NEW YORK — After World Cup fever helped heat up Nike’s fourth-quarter income, analysts are bullish on the company’s top-line growth prospects for the rest of the year.
Still, market watchers said earnings could be impacted by foreign exchange pressures and higher sourcing costs.
“There’s no question China is becoming more expensive for [Nike] to source product, whether it’s labor, shortage of production lines or material lines,” said Christopher Svezia, analyst at Susquehanna Financial Group.
“[As] we move into the new financial year, nobody’s out of the woods yet,” Mark Parker, president and CEO of Nike, said in a conference call with analysts last Wednesday. “We’re sure to face more challenges as unemployment, input costs, foreign currency and market volatility play themselves out.”
But Michael Binetti, an analyst at UBS Investment Bank, said such headwinds are near-term pressures, and that Nike is well-positioned to “navigate the waters better than many of its competitors.”
Also on the bright side, accelerating futures orders suggest that global demand for Nike’s products remains strong.
“Futures orders are up 10 percent, which is 2 percentage points better than the Street estimates. Plus, the emerging markets and China businesses are very strong,” said Sam Poser, an analyst at Sterne Agee.
Footwear sales in the athletic firm’s emerging markets, which include South Korea, Mexico and Brazil, surged 23 percent for the full year and helped drive the 20 percent overall revenue growth in the region.
Footwear revenue in the North American business, in contrast, was up just 1 percent during the quarter.
“You hear so many positive things about footwear this year, for toning, running and boots. But basketball has been tough this year, and retailers are shifting to other categories. Footwear is not as strong as [Nike’s] futures indicate, but the trend line should improve somewhat, thanks, in part, to women’s training,” said Svezia.
Another space to watch, analysts said, is Nike Free, where the company is expected to launch some toning-based product later this year.

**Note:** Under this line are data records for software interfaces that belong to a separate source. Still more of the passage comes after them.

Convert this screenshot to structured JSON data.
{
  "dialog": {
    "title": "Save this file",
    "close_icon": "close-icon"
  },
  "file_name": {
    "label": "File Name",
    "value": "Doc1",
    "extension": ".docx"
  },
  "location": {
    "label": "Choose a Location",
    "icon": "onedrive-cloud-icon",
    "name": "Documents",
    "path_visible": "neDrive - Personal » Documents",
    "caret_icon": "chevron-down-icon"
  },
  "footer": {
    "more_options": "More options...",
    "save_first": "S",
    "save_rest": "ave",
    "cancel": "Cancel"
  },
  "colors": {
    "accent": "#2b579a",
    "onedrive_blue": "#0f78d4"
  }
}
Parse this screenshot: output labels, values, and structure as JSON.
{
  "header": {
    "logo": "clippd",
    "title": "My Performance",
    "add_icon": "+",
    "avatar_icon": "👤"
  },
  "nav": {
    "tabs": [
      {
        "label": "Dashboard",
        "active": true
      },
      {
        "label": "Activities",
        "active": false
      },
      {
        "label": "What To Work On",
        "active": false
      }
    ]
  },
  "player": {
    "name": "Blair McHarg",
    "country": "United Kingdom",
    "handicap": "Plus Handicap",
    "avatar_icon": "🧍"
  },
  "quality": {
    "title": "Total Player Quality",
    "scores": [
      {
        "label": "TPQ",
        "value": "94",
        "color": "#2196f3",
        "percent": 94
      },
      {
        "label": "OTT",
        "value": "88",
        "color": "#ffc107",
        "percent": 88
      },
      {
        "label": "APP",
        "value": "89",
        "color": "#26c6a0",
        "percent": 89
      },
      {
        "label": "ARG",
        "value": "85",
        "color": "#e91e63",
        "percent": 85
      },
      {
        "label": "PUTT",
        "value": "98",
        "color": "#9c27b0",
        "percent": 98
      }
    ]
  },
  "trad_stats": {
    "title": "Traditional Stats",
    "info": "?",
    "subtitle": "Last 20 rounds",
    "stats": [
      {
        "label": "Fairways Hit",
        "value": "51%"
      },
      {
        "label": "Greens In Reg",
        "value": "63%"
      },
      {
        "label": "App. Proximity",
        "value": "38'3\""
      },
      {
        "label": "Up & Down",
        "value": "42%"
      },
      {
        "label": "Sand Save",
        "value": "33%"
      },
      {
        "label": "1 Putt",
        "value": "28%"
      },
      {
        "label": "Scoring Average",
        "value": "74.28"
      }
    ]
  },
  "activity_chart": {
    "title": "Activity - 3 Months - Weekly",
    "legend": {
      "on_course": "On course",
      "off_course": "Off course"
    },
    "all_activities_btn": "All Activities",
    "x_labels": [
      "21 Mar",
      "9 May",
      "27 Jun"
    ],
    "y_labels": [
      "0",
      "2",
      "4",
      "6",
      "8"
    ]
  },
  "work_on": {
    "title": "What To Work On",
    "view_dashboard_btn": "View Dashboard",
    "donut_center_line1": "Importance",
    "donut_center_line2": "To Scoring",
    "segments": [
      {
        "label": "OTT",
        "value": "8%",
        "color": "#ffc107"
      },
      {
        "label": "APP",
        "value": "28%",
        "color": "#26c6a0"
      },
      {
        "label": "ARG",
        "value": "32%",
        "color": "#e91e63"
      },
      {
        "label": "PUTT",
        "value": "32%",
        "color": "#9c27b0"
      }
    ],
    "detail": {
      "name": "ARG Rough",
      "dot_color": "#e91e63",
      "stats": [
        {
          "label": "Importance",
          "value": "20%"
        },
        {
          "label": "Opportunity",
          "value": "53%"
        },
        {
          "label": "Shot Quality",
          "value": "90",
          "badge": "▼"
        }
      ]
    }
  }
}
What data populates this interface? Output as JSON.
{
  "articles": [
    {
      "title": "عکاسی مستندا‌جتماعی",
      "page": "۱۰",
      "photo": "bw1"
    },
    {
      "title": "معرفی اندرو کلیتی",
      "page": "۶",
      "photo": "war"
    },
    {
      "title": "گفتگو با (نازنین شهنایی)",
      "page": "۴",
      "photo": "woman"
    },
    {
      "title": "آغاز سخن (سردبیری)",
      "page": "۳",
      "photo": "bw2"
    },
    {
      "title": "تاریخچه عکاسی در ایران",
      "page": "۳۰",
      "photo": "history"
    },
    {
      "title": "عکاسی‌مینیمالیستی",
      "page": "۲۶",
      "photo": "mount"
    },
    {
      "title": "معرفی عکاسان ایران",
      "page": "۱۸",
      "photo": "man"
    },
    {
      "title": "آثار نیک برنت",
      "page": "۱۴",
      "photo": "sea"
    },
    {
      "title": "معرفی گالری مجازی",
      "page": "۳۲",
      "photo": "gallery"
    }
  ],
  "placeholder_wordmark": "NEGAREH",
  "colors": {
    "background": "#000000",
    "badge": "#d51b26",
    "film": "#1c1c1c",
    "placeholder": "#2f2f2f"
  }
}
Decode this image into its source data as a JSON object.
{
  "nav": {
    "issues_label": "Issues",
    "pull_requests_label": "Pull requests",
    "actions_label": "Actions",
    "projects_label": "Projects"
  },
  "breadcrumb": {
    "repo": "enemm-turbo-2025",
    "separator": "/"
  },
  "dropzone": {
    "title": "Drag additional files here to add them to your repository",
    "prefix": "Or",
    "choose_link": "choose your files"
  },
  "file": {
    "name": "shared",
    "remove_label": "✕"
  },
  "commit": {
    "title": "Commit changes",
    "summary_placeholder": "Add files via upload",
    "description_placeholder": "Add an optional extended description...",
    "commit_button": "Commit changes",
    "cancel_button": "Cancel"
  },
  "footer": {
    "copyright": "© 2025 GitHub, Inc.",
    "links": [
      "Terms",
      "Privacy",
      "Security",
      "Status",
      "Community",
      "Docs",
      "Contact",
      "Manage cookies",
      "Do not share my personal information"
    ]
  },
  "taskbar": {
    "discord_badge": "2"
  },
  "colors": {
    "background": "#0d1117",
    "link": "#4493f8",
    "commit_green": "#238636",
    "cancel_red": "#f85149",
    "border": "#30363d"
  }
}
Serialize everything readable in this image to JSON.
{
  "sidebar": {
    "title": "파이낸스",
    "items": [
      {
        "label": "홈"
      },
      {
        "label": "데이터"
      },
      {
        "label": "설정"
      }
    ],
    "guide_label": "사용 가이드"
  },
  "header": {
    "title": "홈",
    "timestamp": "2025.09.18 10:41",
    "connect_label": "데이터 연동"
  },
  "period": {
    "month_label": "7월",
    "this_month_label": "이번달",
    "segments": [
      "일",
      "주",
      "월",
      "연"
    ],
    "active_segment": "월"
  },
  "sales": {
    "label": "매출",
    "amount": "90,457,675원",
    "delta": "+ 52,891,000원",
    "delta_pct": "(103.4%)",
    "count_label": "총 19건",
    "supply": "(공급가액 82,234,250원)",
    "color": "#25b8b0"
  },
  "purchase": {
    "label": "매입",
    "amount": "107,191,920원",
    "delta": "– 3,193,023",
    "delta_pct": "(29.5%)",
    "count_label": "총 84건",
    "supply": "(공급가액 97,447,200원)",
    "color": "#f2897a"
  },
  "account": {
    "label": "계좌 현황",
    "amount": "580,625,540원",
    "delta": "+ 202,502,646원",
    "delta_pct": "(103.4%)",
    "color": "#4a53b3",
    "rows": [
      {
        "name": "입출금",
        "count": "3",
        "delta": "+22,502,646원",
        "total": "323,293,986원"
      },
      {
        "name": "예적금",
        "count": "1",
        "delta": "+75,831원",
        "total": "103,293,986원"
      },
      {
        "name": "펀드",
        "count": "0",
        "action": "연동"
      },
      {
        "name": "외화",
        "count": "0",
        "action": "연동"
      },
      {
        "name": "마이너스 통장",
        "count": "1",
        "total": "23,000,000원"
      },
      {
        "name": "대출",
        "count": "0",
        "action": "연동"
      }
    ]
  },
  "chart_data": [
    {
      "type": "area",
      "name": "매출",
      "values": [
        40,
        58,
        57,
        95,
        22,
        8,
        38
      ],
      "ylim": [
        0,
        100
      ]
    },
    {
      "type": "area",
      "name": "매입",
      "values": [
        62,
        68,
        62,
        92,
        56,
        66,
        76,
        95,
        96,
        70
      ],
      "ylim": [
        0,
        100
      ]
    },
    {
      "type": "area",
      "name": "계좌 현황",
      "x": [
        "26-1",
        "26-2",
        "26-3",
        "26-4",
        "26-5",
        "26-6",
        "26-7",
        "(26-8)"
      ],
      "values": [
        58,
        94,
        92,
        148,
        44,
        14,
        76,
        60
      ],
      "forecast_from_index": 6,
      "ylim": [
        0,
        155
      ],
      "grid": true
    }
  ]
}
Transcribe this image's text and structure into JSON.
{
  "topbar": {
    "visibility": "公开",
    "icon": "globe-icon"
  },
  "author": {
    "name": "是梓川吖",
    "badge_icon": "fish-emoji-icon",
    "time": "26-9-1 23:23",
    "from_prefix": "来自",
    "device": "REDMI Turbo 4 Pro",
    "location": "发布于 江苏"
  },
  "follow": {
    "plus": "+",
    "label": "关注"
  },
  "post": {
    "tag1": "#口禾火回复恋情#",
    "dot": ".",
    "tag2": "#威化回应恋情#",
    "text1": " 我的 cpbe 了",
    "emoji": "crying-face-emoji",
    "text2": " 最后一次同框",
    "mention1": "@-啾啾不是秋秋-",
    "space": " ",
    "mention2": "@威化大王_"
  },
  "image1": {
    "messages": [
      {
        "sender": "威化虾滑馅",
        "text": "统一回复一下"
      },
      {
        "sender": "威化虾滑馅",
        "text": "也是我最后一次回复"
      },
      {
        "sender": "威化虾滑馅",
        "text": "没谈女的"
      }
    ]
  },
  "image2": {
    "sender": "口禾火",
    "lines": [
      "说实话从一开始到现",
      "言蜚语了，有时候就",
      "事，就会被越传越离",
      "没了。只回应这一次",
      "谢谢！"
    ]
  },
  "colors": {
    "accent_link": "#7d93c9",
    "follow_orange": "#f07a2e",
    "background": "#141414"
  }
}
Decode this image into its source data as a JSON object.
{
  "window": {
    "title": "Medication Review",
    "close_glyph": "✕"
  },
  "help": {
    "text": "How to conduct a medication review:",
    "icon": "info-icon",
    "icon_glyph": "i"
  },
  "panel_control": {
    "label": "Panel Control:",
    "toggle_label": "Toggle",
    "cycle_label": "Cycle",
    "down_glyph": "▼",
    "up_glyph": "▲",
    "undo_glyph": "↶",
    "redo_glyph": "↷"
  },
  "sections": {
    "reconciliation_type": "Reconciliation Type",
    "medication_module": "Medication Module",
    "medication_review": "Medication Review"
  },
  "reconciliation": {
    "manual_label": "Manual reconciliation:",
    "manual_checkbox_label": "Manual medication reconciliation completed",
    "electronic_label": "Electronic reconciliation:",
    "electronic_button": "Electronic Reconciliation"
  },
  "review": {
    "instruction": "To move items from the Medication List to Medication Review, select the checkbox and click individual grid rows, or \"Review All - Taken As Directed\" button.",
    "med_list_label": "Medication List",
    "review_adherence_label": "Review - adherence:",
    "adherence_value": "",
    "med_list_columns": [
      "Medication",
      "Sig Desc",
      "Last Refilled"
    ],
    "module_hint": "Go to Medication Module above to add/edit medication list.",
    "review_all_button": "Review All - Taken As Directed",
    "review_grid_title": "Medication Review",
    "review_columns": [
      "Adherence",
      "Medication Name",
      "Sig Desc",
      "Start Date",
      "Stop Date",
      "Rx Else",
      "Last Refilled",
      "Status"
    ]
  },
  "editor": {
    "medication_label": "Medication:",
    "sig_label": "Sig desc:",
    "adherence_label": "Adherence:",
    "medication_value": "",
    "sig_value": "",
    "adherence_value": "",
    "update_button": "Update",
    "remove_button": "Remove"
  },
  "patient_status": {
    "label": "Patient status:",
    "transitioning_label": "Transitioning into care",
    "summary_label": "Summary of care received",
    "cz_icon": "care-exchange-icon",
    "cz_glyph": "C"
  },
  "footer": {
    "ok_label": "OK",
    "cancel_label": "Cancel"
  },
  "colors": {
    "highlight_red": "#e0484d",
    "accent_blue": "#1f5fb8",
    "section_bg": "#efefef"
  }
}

“I get a sense that they’re being pulled into this,” Svezia said. “I don’t know if it’s game-changing, but its something Nike needs to put in the marketplace to compete.”
The Beaverton, Ore.-based company last Wednesday reported net profit of $521.9 million for the three months ended May 31, an increase of 53 percent over the same period a year ago.
Fourth-quarter revenues were up 8 percent to $5.1 billion, buoyed by a 39 percent jump in its soccer business, according to Nike Brand President Charlie Denson.
For the full year, Nike’s revenue fell 1 percent to $19 billion. But net income rose 28 percent to $1.9 billion, or $3.86 a diluted share, as a one-time, after-tax restructuring charge of $195 million dented its bottom line in fiscal 2009.
Looking ahead, analysts expect revenue growth of 5 percent to 8 percent for full-year 2011.